··· Source data ···

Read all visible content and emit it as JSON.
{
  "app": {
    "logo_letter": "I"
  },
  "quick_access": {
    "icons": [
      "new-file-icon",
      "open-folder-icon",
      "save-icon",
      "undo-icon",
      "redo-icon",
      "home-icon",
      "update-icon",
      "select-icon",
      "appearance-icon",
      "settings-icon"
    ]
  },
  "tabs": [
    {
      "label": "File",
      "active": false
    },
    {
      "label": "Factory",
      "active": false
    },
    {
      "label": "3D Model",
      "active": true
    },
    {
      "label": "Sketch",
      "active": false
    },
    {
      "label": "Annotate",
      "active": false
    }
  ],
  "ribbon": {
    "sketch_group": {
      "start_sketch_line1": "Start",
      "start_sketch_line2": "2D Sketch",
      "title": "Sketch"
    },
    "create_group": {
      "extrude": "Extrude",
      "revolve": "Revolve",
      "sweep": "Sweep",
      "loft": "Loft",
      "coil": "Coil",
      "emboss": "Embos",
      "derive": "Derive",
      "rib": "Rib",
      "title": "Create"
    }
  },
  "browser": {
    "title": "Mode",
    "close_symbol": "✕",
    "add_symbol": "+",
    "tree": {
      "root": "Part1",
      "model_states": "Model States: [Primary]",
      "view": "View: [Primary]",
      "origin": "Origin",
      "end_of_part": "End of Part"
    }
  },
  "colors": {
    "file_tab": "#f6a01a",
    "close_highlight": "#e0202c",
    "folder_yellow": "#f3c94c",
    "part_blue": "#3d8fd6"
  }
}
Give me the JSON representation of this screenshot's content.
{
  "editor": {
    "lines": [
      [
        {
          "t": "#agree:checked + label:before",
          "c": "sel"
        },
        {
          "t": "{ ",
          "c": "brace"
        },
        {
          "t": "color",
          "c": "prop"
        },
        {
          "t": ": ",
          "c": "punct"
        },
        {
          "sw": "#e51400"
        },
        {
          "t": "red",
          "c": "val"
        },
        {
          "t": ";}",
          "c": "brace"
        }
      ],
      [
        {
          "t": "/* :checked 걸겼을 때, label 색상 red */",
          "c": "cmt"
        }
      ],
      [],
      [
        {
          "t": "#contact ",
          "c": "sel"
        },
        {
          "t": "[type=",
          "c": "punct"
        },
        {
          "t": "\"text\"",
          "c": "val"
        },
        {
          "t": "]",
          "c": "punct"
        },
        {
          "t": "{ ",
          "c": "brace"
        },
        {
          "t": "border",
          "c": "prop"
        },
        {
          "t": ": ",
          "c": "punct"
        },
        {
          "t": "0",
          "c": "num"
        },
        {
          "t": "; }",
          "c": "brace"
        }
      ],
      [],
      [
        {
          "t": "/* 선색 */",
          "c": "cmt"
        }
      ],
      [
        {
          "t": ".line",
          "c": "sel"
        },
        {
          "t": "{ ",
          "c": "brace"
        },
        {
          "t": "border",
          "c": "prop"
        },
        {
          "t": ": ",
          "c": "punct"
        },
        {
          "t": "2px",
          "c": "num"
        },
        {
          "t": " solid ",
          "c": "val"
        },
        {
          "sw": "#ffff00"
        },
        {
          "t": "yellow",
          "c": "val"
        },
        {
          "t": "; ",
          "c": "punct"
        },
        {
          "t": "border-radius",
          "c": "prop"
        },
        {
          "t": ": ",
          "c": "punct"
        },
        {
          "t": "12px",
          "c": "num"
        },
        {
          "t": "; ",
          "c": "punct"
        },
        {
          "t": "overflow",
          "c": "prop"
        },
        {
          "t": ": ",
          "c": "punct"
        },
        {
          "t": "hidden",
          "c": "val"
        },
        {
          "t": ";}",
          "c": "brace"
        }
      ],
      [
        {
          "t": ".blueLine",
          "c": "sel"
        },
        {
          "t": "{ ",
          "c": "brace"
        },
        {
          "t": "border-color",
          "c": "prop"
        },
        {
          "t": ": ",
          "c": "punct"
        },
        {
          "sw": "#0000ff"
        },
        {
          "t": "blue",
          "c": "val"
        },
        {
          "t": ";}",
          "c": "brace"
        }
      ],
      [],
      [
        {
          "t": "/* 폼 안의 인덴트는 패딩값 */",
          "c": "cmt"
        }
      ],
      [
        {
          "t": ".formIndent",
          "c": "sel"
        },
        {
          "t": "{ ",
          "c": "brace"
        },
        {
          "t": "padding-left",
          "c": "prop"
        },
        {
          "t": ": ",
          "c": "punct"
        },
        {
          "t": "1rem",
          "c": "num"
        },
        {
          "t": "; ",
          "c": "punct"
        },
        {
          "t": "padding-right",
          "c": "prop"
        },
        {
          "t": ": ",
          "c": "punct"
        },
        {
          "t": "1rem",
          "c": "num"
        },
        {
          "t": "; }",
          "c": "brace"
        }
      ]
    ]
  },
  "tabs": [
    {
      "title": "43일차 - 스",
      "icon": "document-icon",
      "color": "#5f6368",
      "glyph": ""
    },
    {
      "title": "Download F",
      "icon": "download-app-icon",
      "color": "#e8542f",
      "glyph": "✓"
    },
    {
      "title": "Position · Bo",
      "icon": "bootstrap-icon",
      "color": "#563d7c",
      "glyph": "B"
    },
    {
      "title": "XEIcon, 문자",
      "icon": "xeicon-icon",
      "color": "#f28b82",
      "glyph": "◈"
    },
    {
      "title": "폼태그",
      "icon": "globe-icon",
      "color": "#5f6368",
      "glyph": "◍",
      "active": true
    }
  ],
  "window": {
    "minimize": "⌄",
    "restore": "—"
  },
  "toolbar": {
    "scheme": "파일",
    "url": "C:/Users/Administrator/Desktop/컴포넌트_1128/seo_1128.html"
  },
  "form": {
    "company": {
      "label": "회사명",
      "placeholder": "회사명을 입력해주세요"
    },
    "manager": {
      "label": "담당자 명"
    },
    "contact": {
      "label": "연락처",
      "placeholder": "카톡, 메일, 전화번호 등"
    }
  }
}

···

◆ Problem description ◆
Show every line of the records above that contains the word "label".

◆ Task output ◆
      "label": "File",
      "label": "Factory",
      "label": "3D Model",
      "label": "Sketch",
      "label": "Annotate",
          "t": "#agree:checked + label:before",
          "t": "/* :checked 걸겼을 때, label 색상 red */",
      "label": "회사명",
      "label": "담당자 명"
      "label": "연락처",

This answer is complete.